On the basis of information from the SEC, CBO estimates that there would be no significant cost for extending current regulations to include these companies. Moreover, the SEC is authorized to collect fees sufficient to offset its annual appropriation; therefore, CBO estimates that the net effect on discretionary spending would be negligible, assuming appropriations actions consistent with that authority.
Enacting H.R. 5322 would not affect direct spending or revenues; therefore, pay-as-you-go procedures do not apply. CBO estimates that enacting H.R. 5322 would not increase net direct spending or on-budget deficits in any of the four consecutive 10-year periods beginning in 2027.
H.R. 5322 contains no intergovernmental mandates as defined in the Unfunded Mandates Reform Act and would not affect the budgets of state, local, or tribal governments.

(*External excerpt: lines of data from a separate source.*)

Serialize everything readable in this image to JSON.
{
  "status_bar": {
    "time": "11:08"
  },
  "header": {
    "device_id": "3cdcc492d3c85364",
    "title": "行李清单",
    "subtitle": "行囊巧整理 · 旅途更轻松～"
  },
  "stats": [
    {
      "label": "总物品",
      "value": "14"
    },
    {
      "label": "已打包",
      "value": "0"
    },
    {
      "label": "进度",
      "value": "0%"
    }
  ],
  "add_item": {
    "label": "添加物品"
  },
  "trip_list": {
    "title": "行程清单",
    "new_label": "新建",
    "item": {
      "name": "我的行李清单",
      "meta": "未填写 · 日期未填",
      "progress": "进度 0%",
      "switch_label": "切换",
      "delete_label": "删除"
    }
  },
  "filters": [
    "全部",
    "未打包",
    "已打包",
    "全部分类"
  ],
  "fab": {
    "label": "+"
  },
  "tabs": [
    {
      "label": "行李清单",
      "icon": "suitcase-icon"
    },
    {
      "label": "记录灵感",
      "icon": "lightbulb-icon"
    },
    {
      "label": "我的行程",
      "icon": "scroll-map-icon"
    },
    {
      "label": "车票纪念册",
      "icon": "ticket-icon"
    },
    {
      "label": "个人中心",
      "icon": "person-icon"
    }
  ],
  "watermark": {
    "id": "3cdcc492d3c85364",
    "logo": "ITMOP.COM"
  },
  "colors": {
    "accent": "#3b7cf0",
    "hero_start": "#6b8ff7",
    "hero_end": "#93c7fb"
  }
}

By removing a regulatory exemption under the Investment Company Act the bill would impose a private-sector mandate on investment companies that are headquartered in a U.S. territory and that sell securities exclusively to residents of that territory. Without the exemption those companies would be subject to existing federal requirements for investment companies such as registering with the SEC, meeting minimum capital requirements, making disclosures to investors, and registering the securities that they offer. The cost of the mandate would include registration fees and the ongoing costs of complying with SEC requirements. Based on an estimate of the total asset size of the investment companies that could be affected and the current rates of regulatory fees that would apply to those companies, CBO estimates that the aggregate cost of the mandate would fall below the annual threshold established in UMRA ($154 million in 2016, adjusted annually for inflation).